The Council began, notwithstanding that deficit, to discuss nearly $1 million in upgrades to Flint’s water pollution control facilities, road construction, and its biennial budget. A key issue, water, remains a central focus: Flint’s existing water pumps, valves and check valves in the east pumping station are old, outdated, and in urgent need of replacement, according to a Flint utility maintenance supervisor John Florshinger, who notes such improvements “will increase reliability and reduce operational and maintenance costs: they are guaranteed not to clog and will prevent sewage backups into basements.” But finding the resources will be a challenge in a city where its reputation gained in the wake of the drinking water crisis has led to falling assessed property values, in no small part attributable to its high crime rate—and the fear for families which might be considering moving to the city, which is experiencing a steady, declining school population, but one of the highest crime rates in the nation for a city of its size.
A key goal, thus, for Flint, is to have all of its lead-tainted service lines replaced by the end of next year—something vital to restoring trust in its leaders—but a massive challenge, which will require excavation of some 18,313 galvanized or lead pipes—an effort for which the finish line is set for late next year—a fiscal and physical challenge which Flint officials have hailed as the most ambitious timeline to replace pipes in the nation (a similar program in the state capitol of Lansing took 12 years).
Science & Governance, & Trust. Despite all, city residents are still advised against using Flint’s tap water even though testing has shown lead levels have receded below federal action standards for about two years: experts have recommended against letting residents resume drinking Flint’s tap water until after all of the corrosion-weakened lead and iron water service lines are replaced. In an intergovernmental fiscal and physical crisis which led Michigan Attorney General Bill Schuette to file criminal charges against members of Gov. Rick Snyder’s administration, including involuntary manslaughter, and water regulators with the state’s Department of Environmental Quality; two state impose emergency managers appointed by Gov. Snyder have also been criminally charged. That is, the city’s water crisis has led to political trust erosion and an increased lack of trust of government officials and even water quality experts that some Flint officials said may take a generation or two to fix.
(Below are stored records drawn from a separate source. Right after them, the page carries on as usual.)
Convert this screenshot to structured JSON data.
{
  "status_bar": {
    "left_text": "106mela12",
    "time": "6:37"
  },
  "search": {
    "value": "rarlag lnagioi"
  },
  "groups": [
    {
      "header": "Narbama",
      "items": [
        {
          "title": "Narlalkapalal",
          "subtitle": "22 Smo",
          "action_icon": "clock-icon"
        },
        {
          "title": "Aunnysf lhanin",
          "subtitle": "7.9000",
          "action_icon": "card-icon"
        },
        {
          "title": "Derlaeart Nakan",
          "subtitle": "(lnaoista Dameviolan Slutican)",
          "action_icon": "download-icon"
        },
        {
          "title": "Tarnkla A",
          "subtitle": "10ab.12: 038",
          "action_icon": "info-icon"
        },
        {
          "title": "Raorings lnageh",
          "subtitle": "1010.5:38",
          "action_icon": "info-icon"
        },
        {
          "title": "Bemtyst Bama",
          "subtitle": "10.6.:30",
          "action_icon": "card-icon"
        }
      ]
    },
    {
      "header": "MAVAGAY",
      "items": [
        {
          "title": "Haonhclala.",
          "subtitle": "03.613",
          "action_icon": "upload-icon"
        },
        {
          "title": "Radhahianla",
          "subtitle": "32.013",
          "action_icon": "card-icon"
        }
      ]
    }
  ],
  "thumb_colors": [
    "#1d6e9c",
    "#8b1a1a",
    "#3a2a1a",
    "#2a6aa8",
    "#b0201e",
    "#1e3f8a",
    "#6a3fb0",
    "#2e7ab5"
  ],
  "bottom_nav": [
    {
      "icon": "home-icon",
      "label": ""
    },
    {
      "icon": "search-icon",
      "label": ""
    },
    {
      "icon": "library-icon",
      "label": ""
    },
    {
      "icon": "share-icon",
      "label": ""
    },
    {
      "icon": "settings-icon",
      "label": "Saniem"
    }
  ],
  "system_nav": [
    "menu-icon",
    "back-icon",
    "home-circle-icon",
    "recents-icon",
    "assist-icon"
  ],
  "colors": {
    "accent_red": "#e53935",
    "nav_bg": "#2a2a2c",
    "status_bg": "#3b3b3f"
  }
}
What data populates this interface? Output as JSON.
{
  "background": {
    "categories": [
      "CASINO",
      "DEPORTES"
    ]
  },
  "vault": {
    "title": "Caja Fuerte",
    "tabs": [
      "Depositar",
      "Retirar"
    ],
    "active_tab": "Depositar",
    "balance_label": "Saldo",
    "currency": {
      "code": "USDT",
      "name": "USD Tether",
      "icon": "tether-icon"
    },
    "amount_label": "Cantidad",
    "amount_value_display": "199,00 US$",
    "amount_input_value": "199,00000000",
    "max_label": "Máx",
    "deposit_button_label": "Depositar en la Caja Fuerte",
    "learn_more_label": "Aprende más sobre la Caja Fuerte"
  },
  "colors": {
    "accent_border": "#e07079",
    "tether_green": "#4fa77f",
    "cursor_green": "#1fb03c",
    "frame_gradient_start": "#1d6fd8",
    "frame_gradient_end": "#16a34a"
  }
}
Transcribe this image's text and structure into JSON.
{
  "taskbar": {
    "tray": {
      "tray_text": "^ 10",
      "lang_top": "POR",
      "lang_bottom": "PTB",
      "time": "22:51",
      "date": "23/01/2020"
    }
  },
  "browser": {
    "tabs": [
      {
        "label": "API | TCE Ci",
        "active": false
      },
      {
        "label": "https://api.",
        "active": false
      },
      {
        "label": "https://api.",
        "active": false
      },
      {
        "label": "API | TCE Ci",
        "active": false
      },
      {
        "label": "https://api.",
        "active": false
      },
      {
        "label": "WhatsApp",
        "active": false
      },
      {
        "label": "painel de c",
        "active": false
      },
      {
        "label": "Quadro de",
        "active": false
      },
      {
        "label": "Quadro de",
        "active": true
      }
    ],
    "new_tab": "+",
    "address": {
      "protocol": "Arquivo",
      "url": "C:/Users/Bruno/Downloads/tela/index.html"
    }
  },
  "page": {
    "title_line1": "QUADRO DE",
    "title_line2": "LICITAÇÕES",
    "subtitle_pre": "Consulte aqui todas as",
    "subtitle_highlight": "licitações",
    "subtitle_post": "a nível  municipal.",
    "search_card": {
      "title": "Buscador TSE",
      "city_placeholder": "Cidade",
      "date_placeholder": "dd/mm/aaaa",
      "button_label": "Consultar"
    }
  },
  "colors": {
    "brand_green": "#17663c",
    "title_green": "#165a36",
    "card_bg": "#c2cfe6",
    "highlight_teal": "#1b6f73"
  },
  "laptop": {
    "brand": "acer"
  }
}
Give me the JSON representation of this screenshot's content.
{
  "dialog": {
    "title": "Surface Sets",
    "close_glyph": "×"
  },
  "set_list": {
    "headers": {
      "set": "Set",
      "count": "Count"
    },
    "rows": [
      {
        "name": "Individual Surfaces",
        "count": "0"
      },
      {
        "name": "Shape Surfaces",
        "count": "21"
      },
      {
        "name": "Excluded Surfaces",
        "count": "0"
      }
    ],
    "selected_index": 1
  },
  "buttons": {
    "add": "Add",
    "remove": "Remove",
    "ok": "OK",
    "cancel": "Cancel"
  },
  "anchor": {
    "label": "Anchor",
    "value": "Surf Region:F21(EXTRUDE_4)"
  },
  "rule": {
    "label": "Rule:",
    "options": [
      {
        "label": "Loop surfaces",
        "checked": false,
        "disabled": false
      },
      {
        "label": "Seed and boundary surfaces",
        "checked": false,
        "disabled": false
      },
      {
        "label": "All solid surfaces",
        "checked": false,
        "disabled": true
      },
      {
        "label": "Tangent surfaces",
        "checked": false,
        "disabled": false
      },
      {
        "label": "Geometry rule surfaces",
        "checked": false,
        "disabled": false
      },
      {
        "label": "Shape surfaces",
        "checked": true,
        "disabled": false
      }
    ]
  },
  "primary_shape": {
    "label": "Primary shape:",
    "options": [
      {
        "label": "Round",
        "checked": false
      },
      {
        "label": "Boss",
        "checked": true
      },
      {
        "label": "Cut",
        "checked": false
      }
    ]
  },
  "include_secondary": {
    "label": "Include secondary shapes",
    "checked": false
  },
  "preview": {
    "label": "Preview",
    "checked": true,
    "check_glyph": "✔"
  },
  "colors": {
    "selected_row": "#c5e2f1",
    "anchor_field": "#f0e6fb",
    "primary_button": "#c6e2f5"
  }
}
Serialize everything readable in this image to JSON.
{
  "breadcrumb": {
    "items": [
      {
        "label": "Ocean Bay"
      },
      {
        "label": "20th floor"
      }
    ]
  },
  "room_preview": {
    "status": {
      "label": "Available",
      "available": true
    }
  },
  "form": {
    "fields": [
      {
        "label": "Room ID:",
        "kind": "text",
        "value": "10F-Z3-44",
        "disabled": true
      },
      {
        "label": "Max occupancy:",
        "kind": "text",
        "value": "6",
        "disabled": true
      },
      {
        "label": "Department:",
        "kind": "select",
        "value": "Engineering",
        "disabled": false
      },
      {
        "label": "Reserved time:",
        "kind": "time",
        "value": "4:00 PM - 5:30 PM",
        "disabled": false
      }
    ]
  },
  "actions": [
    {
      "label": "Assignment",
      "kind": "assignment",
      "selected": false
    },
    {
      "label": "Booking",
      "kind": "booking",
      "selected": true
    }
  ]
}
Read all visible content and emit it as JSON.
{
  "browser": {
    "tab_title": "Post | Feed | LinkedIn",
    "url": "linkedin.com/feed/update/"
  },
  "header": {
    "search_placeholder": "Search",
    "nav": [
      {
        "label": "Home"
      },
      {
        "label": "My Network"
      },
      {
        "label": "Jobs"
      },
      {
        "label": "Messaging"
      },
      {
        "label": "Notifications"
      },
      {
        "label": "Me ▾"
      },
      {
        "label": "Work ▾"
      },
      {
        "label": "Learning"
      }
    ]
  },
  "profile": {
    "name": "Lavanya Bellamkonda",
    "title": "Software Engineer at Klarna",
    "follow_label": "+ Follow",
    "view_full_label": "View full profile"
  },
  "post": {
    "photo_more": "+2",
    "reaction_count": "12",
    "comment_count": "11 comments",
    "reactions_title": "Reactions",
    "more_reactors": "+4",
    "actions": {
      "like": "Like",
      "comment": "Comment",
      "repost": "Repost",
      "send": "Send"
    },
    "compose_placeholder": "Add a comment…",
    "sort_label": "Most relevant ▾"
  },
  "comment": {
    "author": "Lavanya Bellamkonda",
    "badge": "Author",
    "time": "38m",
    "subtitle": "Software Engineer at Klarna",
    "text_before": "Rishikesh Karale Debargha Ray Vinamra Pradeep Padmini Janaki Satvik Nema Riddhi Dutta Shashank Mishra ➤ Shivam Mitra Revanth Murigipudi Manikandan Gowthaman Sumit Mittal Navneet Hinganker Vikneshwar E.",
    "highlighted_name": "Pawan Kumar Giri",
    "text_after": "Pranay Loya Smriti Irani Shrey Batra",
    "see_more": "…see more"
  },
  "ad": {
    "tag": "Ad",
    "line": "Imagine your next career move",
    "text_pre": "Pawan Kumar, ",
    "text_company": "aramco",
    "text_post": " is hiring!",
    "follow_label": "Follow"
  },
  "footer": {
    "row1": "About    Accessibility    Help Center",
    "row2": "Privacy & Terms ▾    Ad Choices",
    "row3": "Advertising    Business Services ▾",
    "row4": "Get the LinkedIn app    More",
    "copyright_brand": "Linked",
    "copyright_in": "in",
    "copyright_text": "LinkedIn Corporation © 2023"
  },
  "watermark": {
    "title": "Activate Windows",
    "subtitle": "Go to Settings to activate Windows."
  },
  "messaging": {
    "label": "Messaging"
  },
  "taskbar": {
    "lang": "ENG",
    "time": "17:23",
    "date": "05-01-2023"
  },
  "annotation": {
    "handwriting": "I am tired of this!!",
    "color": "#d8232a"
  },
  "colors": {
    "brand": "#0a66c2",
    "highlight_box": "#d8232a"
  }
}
One of the most critical persons to alleviating the severe threat to the city’s children, Virginia Tech water expert Marc Edwards, described the pipe excavation and replacement as a “monumental achievement for the city of Flint and state of Michigan,” adding: “That said, it is unrealistic to expect that achieving this milestone will win hearts, minds, or trust.” That was a comment with which Mayor Weaver concurred: “Since 2014 the residents have struggled with…not being able to trust the water and the government, understandably.”